I was 18 years old the first time I ever bought a home. I remember going around different neighborhoods looking for houses. I wanted to buy a house at first, so I could make the payments on it. I rented an apartment close to home for two years, until I saved enough money for a down payment. Then I put down 20% and bought a house. It took me 3 months to get a solid job, which helped me pay off my first home. I remember breaking down and crying after I bought the house. I felt so blessed that I owned a home.
Fast forward 20 years and I have experienced almost every type of buying process. I had 2 escrow requests, one due to my apartment where my roommate was being evicted, the second due to a medical emergency. Every seller, in every real estate transaction, has motivation and I had no motivation to work the transaction through. I always remember this: When you walk out of any closing with no closing cost, zero down and zero mortgage, you have done a bulk of the work. That gets us to tip #3.

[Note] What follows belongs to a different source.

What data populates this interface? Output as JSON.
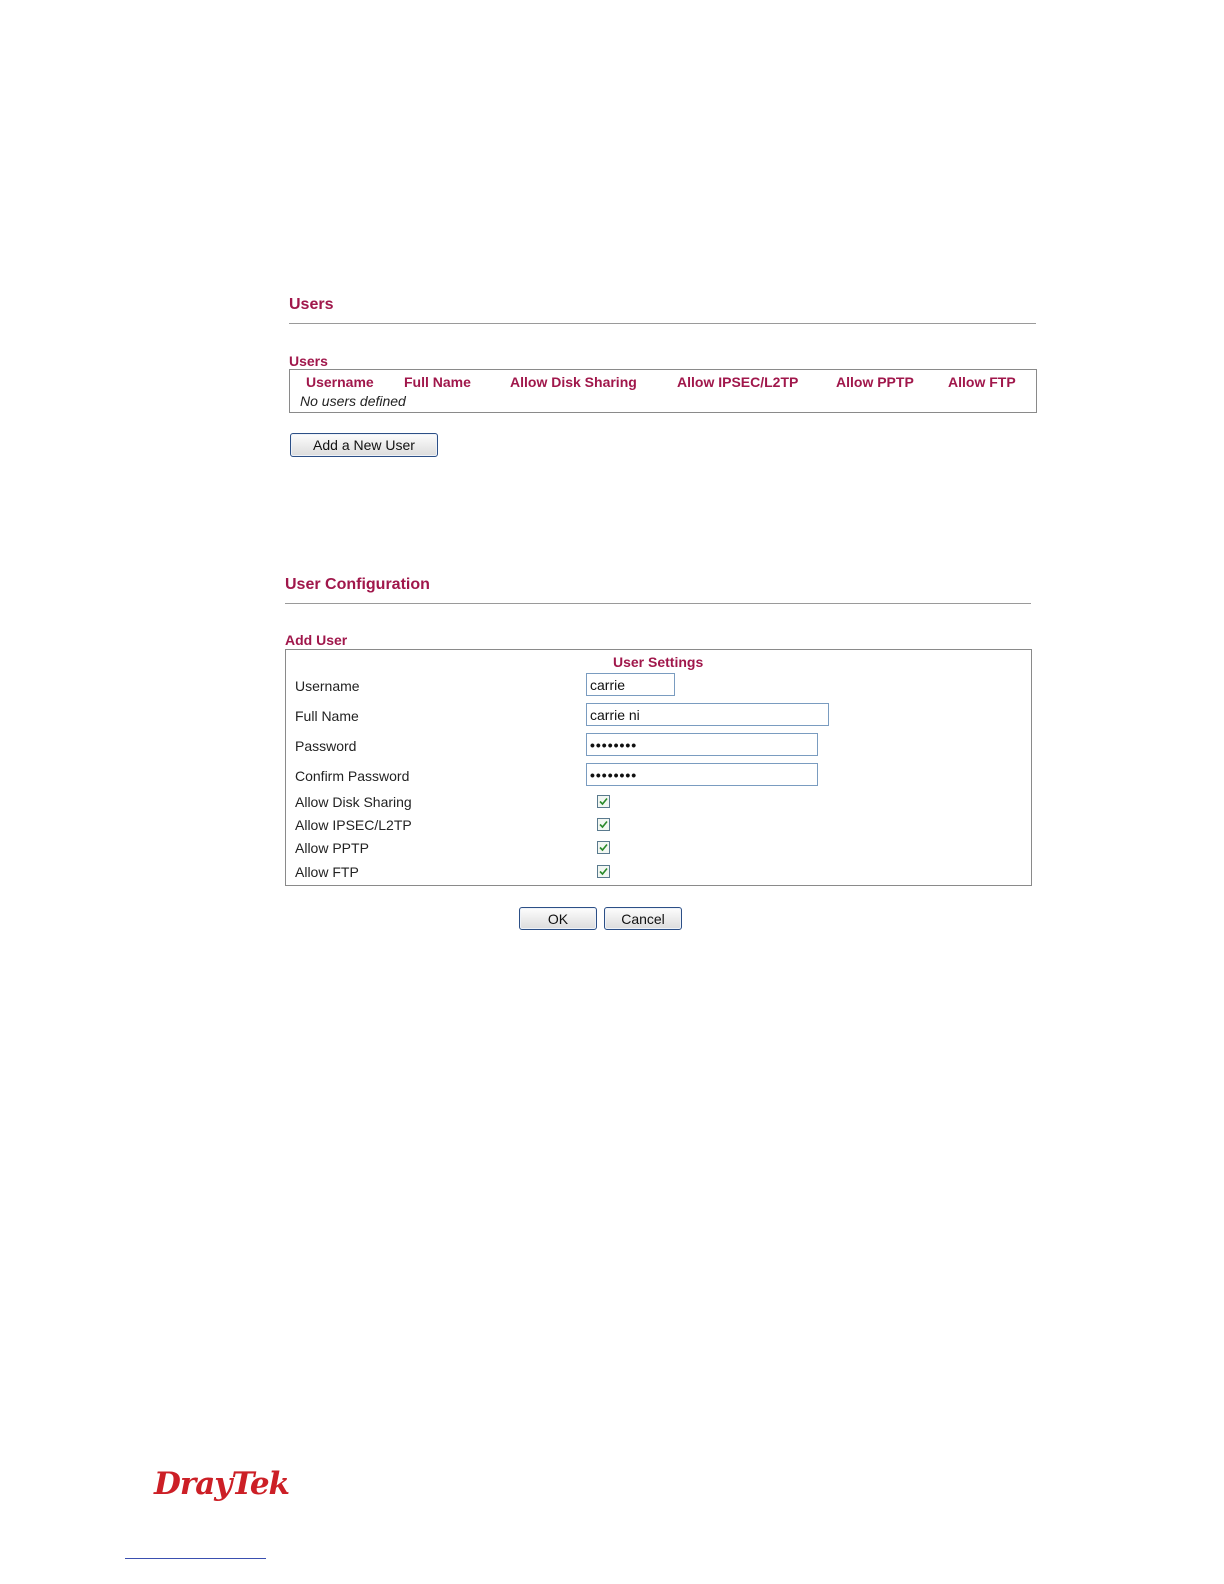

How do you get paid if there are no closing costs, zero down, and no mortgage? I cannot answer this question, but I have learned many valuable lessons along the way. If I had done no closing, a seller would have taken any offer or I could have sold my apartment for about $9,000 more than my purchase price, and my first time home buyer could have bought a home for $150,000 less. So, you can see, your guess is as good as your house. Find a seller that wants to give up a few dollars or at least give you a closing cost credit.
Scenario #2: You purchase a home at a tax sale for taxes owed. As you can guess it is out of your reach for a first time buyer because of the lack of financing. Also, if you wanted to buy a home way back in the year 2000, the only way you could would be to buy one off of the tax sale list which had extremely low and low prices.
The best way to get access to the tax list of pre-foreclosures was to sign up for mail lists of foreclosures. Then you would get into these lists and contact a person in charge of the sale for the areas where you wanted to buy. This really helped my business because I ended up buying way more homes than I could ever afford to buy. I also ended up getting a lot of seller calls where a lot of other investors were bidding on the same properties.
You have to have patience when dealing with these type of sales. It really took me 3 years to buy my first home through this system. Even after I had been a real estate investor for about 10 years, I was always working on my business, building it on a bigger and bigger level.
If you are a first time home buyer, it really is possible for you to achieve your goals, but it is going to take some patience and educating yourself so that you can make the correct real estate decisions. The next tip I have for you is the most simple and the most important for any first time homebuyer.
Tip #3: When you go out looking for homes for sale sit down and plan in your mind exactly what you are looking for a home. By sitting down you are actually Breaking Bad half way because it will cause you to feel “rushed”. It is important to take a lot of time and really figure out just what you want. Write this on a paper and when you do get home and have a second free hour or two sit and write down what ever it is that you feel you want in a home.
I had a list that I sat with and wrote down what I was looking for. Here is part of what I was looking for and the reason why I had this list. The reason is because I knew that the list would be there if I ever wanted to buy a single family home. It turned out that I was going to have a lot of choices possible for me when it came to buying a home and that meant that I could buy any home I wanted.
It also means that I can buy a home now that is in a lot of different neighborhoods, better schools, a lot closer to work etc. Here is the reason why I could buy any home I wanted, now it was just a matter of how well I had it planned out. But I will say this, trust your instincts. If you feel like something is not right with the home you are viewing, go back and look at the home again in a different light, as if it was not the right home at all. I recently saw a home that I felt odd about after I had looked at it 4 times.